'I may have fallen asleep'

THE death-driving charges against Tasmania's Director of Public Prosecutions, Tim Ellis, began hearings in Hobart yesterday.

Tim Ellis arrives at court.

Tim Ellis arrives at court.

Mr Ellis, 58, had pleaded not guilty to causing death by negligent driving from a three-vehicle crash on the Midland Highway a year ago, which claimed the life of 27-year-old West Launceston woman Natalia Pearn.

Crown prosecutor John Pickering, SC, told magistrate Chris Webster he would call two witnesses who saw Mr Ellis's Mercedes move on to the wrong side of the road for up to one kilometre at Spring Hill.

Mr Pickering said the witnesses would describe the driving as ``immaculate'', and that it would be alleged that Mr Ellis's driving was ``conscious and voluntary''.

Defence lawyer Michael O'Farrell said the allegations by the prosecution were ``extraordinary'' because there was no evidence of Mr Ellis applying brakes or taking evasive steps before the crash.

Mr Ellis's wife Anita Smith was called as the first witness and described her husband as ``a very safe driver''.

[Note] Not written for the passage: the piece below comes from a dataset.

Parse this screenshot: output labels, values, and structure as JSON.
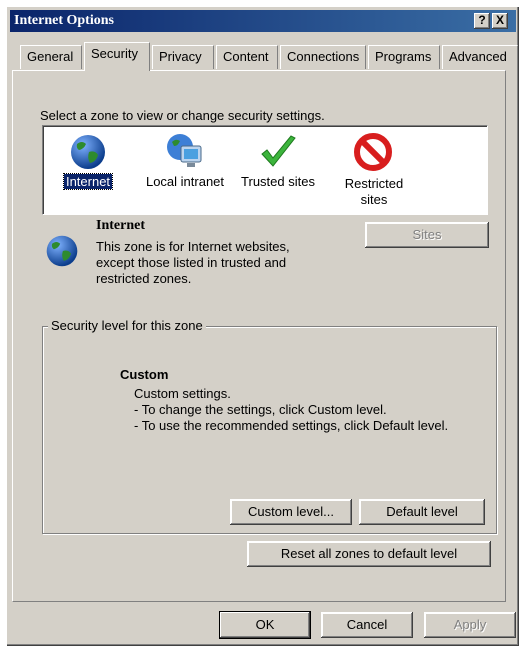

Breaking down in the stand, Ms Smith recalled the moment of the crash as ``the loudest noise I've ever heard in my life''.

``It was like a hole in the earth had opened up and we had fallen through it,'' Ms Smith told the court.

Ms Smith said she had her head down and was sending a message to a friend during the moments leading up to the crash and was not aware the car was on the wrong side of the road.

``I presumed I was dead,'' she said.

Ms Smith said when the pair reached Campbell Town on the day of the crash Mr Ellis had said he ``was sick of driving''.

In a police interview two days after the crash Mr Ellis told police from his hospital bed he remembered one ``fierce impact'' and the car coming to a halt.

``I could feel my legs break,'' Mr Ellis told police.

``I can't remember seeing anything in front of me,'' he said.

The police read Mr Ellis comments from two witnesses describing his car as being on the wrong side of the road and Mr Ellis replied: ``That's news to me.

``Unless I'm not fully conscious or I've somehow got confused,'' Mr Ellis said.

``I wasn't feeling drowsy,'' he said.

Mr Ellis told police it was possible he had fallen asleep or experienced the effects of sleep apnoea.

``I do have a history of it but I thought I'd overcome it,'' he said.

Mr Ellis told police in the interview he was ``awfully sorry the girl was dead''. 

A video re-enacting the driving alleged of Mr Ellis was played to court.

Crash investigator Senior Constable Kelly Cordwell drove a Mercedes the same model as Mr Ellis's at the scene of the crash.

Senior Constable Cordwell took her hands off the steering wheel to examine what the car would do at the spot where it was alleged Mr Ellis was on the wrong side of the road.

The video showed the Mercedes veering back to the left-hand side of the road.

She told the court: ``To stay in the wrong lane, steering was required.''

Senior Constable Cordwell said Miss Pearn was wearing her seatbelt.

Alcohol was not a factor.

The hearing continues today and is expected to run until Thursday.